It's Official: Let Your Employees Have a Life, and They'll Do a Better Job
Managers who go out of their way to accommodate workers' needs are making a wise choice
Here's a lesson for small businesses struggling to keep good workers
in the tightest labor market in decades: Cut them slack so they can cope
with personal needs, and they'll reward you. Their appreciation will show up
on the bottom line.
That's what three experts in work-life issues concluded after interviewing more than 100 people at several dozen companies of varying sizes. Stewart
D. Friedman, a professor at the University of Pennsylvania's Wharton School;
Perry Christensen, a consultant at WFD Consulting; and Jessica DeGroot,
founder of Third Path, an agency devoted to work-family issues, published
their research in an article entitled "Work and Life: The End of the Zero-Sum
Game" in Harvard Business Review's November-December, 1998, issue.
It sounds like common sense, but "most executives still believe that
every time an employee's personal interests 'win,' the organization pays
the price at its bottom line," the researchers wrote. So the researchers spoke to
managers who were "flying under the radar," making extraordinary
accommodations for subordinates that went beyond official policies.
In each of the cases, the workers responded with profound loyalty --
and the flexibility also enabled the managers to solve other business problems.
LOYAL LABOR. The examples include a hard-driving bank manager who had an epiphany about
work-family balance after Jim, an equally hard-driving subordinate, asked
to work less. Jim's son was rejecting him because he was never around.
The banker reluctantly gave Jim the time he needed. The result: They both became more efficient, and Jim's performance soared. In another case,
giving an employee, a loyal alumna of a university, work time to recruit
at her old school brought the company valuable new hires -- and created a
deeply committed employee.
Most of examples are from large companies, but, insist Christensen and Friedman,
the principles are applicable to small businesses. In fact, says Christensen, it's even more imperative for small businesses to find ways to balance work and family, "because the pain is more acute than in larger companies.
"This is not social welfare here," he stresses. "The issue is how can
we get business done without compromising personal values."
So what can small businesses -- where people are scarce commodities -- do to accommodate such demands? "There are creative ways of getting things done if you look
at things in a fresh light," says Friedman. "I hear that a lot: It has
to be this way. There's a lot to get done."
Friedman says he gets feedback from entrepreneurs who tell him they're already
putting his ideas into practice out of necessity.

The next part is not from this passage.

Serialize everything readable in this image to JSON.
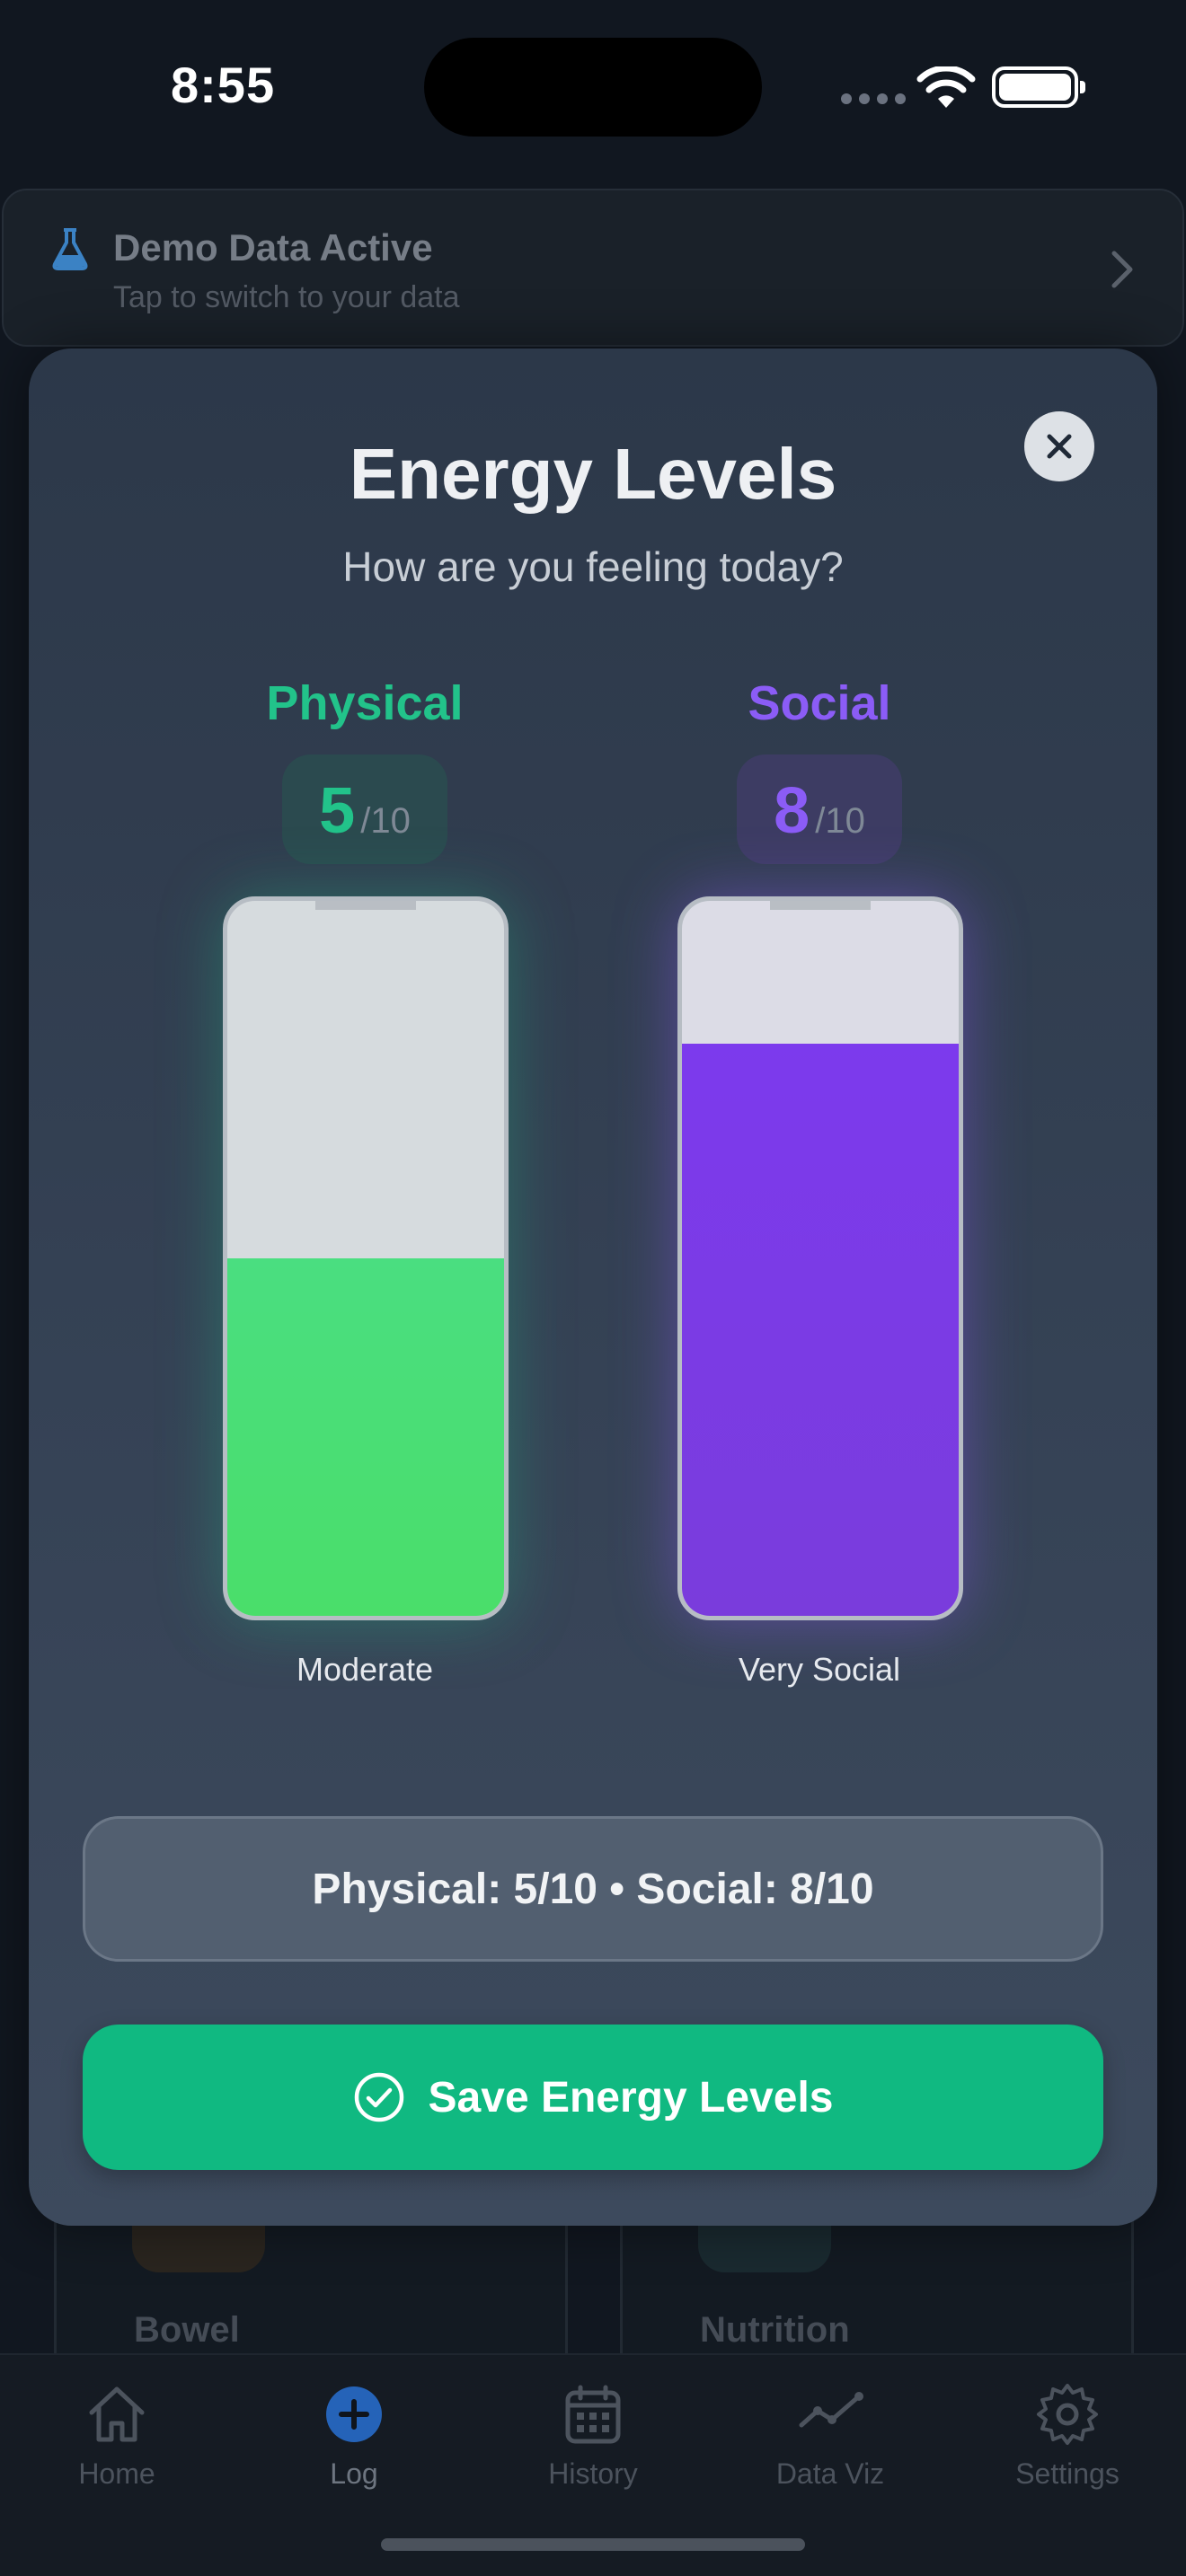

One owner said:
"If I can't get one of my key employees to the doctor in the middle
of the day, I'm going to lose her. So I drive her there," Friedman says. Another entrepreneur reported putting all the employees' personal commitments as well as business obligations on the company calendar, so everyone can plan around those dates, Friedman
The researchers say three principles guide managers who are good at
balancing work and family issues: 1) They clarify business priorities,
and they encourage workers to be clear about their personal priorities.
2) They recognize their employees as whole people, celebrate their roles
outside work, and acknowledge the boundaries. 3) They continually experiment
with the way work is done to enhance the company's performance, while creating
time for the staff.
Of course, Friedman acknowledges, not everyone wants his boss to be
so involved in his personal life. "It's a gray area," he says. Then again, with
technology muddying the boundaries between what can be accomplished at home
and what can be done at the office, personal life and work life are likely to become more intertwined in the future.
By Julia Lichtblau in New York